● Instructions for the task
Copy out each line from the material where the word "unocss" is found.

● Data records

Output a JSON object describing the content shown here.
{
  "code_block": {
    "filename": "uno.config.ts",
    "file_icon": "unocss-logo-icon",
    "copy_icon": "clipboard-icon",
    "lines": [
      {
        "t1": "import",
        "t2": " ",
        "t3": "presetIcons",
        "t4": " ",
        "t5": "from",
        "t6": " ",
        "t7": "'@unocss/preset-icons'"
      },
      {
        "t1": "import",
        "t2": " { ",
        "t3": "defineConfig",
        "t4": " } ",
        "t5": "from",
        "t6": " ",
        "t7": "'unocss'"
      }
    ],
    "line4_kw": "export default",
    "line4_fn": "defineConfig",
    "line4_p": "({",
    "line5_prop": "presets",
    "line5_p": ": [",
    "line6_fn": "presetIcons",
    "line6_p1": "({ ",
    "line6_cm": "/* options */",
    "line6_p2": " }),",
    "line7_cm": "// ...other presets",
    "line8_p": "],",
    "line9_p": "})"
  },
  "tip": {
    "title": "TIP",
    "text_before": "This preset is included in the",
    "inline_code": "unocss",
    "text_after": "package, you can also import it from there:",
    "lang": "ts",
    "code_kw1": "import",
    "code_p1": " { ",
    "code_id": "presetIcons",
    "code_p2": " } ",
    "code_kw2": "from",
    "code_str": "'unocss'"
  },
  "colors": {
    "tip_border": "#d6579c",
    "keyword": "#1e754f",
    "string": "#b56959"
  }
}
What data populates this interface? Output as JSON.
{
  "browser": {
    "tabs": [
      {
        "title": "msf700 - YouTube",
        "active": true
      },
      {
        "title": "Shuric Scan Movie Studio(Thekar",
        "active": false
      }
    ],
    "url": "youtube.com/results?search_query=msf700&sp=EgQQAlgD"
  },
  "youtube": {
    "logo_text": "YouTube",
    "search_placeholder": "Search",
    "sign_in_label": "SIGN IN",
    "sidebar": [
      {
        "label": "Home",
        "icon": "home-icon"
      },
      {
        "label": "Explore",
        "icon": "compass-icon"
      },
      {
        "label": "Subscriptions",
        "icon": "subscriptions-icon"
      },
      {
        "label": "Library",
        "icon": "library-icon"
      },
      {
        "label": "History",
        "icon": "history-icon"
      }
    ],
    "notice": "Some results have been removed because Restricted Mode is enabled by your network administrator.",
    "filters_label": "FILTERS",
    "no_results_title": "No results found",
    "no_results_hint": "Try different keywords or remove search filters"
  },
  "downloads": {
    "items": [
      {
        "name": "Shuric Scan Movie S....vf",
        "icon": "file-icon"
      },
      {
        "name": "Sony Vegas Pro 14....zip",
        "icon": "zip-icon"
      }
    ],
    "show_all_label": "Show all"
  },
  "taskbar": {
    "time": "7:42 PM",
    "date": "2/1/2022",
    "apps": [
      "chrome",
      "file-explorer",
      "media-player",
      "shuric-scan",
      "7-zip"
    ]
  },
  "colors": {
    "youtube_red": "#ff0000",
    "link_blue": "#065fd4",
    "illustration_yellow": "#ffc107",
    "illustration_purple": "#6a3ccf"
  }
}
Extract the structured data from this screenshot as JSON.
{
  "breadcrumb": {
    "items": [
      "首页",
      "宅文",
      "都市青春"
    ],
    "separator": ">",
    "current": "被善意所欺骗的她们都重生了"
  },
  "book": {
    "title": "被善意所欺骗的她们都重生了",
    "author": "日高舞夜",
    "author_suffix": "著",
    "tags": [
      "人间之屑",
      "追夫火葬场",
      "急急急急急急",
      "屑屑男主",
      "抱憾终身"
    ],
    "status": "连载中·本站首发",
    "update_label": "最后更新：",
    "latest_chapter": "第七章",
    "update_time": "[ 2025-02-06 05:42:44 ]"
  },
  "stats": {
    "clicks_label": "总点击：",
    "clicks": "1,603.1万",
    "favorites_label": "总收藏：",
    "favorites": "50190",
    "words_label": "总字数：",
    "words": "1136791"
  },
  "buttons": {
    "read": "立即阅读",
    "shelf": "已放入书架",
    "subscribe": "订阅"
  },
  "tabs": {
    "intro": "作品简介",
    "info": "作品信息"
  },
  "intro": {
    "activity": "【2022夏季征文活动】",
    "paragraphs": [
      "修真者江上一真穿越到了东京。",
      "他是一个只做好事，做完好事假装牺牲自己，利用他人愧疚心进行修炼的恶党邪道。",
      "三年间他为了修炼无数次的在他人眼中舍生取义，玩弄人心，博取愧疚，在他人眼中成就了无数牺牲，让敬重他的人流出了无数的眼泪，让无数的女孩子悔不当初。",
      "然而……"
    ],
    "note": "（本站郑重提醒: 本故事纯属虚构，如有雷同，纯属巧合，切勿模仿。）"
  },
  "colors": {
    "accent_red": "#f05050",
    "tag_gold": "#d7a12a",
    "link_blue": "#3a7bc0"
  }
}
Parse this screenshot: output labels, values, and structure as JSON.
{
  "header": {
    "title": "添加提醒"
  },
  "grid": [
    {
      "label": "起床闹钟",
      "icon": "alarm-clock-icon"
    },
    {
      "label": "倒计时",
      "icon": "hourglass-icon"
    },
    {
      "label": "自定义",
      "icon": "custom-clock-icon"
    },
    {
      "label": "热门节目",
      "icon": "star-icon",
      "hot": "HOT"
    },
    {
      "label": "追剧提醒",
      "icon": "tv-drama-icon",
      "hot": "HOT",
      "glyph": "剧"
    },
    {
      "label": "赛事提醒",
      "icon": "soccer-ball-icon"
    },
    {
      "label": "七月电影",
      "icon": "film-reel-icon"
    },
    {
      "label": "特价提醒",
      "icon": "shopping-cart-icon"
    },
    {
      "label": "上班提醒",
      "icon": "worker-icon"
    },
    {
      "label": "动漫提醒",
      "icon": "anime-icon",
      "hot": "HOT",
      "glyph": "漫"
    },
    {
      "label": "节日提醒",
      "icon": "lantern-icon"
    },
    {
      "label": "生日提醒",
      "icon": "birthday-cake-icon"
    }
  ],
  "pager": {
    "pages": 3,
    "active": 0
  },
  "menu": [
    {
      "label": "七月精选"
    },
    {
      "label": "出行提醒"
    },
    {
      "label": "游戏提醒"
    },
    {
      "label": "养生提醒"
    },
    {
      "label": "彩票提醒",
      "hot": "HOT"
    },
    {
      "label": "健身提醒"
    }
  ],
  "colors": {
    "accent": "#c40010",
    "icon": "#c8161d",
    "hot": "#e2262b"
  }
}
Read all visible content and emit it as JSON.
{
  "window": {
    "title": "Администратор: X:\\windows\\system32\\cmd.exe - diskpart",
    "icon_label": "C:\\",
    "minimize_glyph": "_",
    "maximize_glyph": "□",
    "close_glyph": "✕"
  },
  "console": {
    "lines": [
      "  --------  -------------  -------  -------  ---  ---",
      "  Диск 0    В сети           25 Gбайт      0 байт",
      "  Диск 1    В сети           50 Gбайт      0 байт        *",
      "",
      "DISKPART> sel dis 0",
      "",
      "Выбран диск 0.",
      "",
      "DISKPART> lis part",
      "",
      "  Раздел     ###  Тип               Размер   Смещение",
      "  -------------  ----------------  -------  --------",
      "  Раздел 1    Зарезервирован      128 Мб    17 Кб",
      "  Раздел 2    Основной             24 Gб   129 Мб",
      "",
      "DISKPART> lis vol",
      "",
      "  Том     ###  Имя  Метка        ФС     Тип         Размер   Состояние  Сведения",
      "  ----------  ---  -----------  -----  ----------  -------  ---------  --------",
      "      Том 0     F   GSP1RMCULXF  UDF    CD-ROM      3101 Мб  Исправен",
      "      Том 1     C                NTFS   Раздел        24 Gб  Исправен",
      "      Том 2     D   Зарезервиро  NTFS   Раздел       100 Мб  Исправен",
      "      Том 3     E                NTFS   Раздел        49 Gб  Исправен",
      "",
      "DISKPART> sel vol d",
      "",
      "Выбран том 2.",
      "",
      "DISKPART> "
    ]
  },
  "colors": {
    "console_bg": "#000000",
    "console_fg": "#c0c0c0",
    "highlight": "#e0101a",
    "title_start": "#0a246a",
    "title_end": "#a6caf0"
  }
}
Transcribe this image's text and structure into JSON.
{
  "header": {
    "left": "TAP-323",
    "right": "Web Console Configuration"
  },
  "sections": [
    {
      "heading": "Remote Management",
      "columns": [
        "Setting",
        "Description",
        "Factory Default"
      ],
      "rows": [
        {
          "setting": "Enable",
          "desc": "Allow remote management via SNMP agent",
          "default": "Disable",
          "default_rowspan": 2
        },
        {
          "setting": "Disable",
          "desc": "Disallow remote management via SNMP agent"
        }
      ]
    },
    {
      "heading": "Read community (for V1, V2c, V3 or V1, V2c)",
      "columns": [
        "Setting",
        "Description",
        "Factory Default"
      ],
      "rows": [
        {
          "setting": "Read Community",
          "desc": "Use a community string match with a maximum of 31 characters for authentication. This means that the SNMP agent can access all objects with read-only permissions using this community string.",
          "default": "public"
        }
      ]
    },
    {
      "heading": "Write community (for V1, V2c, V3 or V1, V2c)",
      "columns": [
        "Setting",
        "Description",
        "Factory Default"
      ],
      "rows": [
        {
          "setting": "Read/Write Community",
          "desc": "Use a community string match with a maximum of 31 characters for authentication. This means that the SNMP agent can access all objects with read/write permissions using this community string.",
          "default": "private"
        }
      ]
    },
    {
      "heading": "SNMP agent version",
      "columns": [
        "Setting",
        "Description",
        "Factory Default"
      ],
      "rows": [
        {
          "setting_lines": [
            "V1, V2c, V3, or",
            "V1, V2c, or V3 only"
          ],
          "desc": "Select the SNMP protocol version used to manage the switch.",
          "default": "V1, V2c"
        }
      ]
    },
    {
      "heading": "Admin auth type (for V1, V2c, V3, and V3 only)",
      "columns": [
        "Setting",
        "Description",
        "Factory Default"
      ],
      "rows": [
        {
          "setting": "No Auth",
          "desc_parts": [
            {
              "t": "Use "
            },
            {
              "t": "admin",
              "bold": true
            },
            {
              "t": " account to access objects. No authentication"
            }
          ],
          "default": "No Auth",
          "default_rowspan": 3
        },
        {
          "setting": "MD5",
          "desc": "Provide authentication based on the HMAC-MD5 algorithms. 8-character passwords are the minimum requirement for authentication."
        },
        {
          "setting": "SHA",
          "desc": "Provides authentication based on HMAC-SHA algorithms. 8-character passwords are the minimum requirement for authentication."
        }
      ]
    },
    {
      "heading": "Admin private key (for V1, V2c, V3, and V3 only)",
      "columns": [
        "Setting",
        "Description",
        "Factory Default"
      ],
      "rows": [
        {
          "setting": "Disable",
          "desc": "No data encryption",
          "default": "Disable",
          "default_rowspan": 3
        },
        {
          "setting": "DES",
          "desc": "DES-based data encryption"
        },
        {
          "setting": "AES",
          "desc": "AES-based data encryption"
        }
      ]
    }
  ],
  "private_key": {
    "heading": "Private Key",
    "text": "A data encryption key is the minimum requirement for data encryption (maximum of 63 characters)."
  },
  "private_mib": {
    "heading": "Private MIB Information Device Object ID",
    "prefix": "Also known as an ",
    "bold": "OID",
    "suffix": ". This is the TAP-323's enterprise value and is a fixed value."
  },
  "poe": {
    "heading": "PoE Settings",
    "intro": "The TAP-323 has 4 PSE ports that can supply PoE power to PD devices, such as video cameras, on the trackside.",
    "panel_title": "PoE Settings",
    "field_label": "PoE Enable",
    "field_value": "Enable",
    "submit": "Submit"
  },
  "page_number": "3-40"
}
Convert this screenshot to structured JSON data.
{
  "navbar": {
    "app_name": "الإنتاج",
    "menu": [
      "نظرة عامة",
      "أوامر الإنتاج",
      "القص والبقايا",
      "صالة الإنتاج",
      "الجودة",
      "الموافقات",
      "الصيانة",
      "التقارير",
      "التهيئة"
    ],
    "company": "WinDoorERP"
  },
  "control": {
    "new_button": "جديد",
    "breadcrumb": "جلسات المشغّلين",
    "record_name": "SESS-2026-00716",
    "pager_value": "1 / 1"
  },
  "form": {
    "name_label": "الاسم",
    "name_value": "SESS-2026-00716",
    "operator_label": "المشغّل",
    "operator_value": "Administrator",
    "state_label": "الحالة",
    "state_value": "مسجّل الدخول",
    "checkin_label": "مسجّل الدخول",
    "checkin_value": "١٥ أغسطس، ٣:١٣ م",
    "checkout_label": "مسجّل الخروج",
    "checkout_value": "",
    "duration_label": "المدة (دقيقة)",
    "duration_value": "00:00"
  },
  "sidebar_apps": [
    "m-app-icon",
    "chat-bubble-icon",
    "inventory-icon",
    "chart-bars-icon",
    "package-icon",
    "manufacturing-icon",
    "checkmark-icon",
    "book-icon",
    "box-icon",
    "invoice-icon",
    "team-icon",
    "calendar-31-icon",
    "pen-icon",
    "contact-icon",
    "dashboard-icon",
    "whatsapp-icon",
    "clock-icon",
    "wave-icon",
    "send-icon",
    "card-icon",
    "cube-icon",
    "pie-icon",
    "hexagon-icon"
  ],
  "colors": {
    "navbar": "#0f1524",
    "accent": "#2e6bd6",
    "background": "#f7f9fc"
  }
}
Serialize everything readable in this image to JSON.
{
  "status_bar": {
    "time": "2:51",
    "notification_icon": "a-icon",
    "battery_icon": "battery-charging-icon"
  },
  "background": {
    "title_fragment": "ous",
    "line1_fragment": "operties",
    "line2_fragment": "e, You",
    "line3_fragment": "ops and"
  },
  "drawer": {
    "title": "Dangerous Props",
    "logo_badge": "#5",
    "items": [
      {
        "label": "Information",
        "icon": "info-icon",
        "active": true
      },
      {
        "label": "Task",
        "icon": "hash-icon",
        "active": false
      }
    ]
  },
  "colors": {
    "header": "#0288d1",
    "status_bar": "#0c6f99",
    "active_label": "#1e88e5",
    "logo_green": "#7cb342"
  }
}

● Exercise output
    "file_icon": "unocss-logo-icon",
        "t7": "'@unocss/preset-icons'"
        "t7": "'unocss'"
    "inline_code": "unocss",
    "code_str": "'unocss'"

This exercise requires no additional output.